[Page and application data records]
————————
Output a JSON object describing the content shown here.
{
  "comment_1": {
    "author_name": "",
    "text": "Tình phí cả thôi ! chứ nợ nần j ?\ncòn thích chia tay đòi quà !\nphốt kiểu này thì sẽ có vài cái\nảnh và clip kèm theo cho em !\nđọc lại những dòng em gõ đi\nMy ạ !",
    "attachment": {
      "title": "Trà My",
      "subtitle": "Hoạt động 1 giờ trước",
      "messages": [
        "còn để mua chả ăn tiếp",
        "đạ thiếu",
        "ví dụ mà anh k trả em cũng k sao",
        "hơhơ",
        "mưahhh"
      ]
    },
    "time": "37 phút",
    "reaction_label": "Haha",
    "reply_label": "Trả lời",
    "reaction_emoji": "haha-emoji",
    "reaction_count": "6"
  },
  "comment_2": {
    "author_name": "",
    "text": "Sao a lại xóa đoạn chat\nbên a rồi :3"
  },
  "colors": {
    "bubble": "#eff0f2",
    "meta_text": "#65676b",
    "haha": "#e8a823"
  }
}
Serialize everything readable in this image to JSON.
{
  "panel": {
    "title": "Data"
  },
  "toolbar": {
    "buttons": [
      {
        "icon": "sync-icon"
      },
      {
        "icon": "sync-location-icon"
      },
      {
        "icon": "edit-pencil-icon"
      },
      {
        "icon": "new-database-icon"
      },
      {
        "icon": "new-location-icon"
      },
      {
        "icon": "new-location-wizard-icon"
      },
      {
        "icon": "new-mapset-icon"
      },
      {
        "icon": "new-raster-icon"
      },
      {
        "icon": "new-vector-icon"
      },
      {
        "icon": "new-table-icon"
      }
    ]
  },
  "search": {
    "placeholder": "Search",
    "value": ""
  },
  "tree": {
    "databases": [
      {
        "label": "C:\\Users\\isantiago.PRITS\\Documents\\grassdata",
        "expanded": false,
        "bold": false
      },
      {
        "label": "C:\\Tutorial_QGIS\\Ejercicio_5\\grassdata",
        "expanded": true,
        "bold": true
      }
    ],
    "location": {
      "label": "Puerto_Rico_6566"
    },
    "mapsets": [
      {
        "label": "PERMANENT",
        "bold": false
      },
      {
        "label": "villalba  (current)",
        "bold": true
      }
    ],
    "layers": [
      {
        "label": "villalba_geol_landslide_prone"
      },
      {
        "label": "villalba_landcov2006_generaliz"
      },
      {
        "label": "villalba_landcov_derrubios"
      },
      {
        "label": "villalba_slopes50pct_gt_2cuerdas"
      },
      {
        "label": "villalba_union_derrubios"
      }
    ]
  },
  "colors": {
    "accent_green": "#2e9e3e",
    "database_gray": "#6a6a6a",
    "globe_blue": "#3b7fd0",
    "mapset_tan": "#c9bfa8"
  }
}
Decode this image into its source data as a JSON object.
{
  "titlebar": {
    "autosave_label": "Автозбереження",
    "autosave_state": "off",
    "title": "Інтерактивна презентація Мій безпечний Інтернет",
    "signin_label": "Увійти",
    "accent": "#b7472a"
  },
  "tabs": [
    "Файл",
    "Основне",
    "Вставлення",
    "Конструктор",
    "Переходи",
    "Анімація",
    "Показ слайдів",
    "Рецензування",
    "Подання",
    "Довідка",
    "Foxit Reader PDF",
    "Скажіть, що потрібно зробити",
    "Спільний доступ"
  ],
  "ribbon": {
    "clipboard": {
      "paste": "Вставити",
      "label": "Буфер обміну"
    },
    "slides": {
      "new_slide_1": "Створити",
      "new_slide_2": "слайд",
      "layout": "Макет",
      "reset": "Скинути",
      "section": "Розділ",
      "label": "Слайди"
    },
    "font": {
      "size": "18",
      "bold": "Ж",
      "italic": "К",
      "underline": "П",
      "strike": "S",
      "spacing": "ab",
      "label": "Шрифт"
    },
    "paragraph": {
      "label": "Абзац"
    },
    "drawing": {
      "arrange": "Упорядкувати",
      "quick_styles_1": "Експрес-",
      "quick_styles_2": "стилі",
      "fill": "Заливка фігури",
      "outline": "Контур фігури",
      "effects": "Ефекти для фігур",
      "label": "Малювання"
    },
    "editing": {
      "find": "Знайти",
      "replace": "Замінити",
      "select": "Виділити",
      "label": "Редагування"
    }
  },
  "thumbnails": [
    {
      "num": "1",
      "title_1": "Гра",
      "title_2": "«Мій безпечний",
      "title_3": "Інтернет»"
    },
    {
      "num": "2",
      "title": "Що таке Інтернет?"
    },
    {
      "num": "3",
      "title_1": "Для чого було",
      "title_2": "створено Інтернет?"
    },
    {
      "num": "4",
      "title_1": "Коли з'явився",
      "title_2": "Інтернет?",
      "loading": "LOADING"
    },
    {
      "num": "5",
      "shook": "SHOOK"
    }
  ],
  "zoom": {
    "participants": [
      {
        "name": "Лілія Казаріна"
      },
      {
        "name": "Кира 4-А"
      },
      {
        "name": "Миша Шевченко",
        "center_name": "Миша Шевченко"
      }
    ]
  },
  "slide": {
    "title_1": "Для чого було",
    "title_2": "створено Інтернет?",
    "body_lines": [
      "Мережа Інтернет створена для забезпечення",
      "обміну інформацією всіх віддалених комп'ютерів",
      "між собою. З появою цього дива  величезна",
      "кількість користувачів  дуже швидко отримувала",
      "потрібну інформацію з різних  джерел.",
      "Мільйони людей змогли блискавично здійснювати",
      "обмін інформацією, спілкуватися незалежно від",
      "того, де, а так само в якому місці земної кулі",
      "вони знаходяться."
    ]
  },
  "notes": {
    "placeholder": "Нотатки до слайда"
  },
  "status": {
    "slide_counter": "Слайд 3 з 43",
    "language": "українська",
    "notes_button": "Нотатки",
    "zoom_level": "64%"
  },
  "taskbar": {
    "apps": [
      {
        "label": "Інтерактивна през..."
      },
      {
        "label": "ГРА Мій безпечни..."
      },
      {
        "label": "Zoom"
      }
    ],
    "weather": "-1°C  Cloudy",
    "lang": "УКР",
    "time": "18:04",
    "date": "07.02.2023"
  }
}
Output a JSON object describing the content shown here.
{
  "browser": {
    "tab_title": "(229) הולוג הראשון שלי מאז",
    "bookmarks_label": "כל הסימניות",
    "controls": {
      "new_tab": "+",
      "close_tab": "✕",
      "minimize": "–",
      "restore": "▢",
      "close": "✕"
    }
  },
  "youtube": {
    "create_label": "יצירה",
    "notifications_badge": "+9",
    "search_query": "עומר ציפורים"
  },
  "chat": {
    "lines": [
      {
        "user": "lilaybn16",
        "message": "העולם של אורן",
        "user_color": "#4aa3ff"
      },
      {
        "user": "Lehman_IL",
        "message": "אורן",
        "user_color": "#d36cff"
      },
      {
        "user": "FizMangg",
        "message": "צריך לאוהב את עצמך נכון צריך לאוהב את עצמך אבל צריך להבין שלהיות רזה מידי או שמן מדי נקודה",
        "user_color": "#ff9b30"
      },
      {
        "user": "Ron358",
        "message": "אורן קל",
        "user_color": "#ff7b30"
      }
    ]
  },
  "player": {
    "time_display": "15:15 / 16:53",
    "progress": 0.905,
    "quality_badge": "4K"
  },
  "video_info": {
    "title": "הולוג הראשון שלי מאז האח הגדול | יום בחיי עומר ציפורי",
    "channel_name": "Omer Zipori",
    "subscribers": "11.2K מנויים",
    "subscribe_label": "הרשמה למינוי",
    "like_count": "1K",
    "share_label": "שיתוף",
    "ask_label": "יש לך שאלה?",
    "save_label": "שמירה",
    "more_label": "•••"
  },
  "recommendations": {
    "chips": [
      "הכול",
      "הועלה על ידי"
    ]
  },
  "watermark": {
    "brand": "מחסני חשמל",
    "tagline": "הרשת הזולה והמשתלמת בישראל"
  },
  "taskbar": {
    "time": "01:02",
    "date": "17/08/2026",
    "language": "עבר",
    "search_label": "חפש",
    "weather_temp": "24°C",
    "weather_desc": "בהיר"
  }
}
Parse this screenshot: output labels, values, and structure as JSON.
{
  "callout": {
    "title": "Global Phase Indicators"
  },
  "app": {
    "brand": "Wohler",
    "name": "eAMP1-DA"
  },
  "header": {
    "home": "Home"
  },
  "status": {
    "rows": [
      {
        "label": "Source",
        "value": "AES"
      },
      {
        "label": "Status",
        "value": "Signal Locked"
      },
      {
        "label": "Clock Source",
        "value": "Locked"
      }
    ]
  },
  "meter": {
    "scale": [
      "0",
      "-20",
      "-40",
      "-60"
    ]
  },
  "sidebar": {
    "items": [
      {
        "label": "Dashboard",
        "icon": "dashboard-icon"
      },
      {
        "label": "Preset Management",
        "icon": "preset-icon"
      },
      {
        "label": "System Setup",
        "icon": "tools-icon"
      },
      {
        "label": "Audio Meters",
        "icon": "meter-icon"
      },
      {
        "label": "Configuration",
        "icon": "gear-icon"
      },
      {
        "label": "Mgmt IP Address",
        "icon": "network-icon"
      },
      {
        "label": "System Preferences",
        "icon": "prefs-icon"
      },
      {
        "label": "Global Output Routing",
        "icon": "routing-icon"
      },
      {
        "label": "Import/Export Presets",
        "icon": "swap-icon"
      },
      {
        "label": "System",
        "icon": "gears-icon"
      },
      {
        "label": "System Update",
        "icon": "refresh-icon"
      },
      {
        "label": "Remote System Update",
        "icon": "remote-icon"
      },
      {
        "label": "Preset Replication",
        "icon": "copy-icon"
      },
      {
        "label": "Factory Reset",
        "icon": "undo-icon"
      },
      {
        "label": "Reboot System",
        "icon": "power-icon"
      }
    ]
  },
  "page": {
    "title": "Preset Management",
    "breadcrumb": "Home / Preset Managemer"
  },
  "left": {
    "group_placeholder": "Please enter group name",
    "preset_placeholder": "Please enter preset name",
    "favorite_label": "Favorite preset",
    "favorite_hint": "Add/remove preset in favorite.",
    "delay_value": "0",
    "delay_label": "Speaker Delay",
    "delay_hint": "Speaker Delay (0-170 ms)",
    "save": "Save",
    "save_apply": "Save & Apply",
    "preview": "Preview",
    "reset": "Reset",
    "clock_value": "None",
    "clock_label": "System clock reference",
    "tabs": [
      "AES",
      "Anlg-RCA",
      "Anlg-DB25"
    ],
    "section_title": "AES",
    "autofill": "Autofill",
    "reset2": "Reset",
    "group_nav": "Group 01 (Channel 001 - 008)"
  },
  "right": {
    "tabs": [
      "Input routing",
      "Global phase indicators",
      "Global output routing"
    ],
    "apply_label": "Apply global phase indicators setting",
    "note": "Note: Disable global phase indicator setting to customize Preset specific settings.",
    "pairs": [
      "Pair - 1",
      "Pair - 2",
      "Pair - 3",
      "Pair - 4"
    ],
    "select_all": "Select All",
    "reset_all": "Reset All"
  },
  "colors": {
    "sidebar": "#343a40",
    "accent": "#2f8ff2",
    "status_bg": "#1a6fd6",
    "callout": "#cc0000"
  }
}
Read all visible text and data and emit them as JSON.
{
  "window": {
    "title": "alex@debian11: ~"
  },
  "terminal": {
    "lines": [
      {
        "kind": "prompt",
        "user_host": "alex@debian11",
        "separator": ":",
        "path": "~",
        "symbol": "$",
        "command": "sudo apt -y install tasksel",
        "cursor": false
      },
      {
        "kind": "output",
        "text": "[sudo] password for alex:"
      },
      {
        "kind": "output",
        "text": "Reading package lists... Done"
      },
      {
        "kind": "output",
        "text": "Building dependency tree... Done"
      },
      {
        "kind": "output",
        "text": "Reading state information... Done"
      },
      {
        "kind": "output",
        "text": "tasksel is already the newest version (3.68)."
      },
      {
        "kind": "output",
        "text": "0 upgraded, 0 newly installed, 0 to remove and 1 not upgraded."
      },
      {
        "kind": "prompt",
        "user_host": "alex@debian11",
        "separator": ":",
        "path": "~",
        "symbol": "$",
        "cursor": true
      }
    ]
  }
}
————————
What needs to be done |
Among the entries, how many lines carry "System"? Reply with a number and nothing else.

Reply |
7